'''

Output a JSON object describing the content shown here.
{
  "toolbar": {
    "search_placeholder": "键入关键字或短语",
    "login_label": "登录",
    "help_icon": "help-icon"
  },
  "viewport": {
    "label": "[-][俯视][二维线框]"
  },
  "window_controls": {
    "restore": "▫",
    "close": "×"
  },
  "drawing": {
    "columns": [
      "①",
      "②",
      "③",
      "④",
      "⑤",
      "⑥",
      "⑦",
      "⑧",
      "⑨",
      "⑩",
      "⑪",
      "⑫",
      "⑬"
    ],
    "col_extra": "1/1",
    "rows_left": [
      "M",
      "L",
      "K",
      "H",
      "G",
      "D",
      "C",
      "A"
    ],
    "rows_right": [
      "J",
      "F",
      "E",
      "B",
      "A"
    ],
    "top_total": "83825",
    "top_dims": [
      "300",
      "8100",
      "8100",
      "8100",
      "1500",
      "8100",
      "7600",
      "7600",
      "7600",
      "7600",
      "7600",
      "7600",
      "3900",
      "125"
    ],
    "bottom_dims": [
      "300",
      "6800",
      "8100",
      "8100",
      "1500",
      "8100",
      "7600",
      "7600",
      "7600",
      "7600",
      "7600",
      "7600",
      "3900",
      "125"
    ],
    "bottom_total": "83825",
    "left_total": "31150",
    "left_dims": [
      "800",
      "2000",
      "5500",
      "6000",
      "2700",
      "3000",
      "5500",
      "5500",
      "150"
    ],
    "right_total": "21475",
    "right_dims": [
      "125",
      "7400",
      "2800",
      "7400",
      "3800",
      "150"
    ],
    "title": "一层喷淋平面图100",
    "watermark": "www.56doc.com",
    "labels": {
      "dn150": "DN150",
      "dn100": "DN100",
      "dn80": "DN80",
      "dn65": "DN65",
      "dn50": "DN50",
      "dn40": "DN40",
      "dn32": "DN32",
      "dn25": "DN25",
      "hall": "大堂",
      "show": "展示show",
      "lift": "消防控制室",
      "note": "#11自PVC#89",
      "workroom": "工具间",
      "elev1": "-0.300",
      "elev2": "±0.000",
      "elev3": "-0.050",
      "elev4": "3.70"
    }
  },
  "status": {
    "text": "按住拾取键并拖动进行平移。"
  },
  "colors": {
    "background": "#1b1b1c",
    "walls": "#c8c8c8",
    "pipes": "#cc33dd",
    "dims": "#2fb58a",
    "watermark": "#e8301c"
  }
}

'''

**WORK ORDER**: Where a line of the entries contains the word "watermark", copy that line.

**TASK RESPONSE**:
    "watermark": "www.56doc.com",
    "watermark": "#e8301c"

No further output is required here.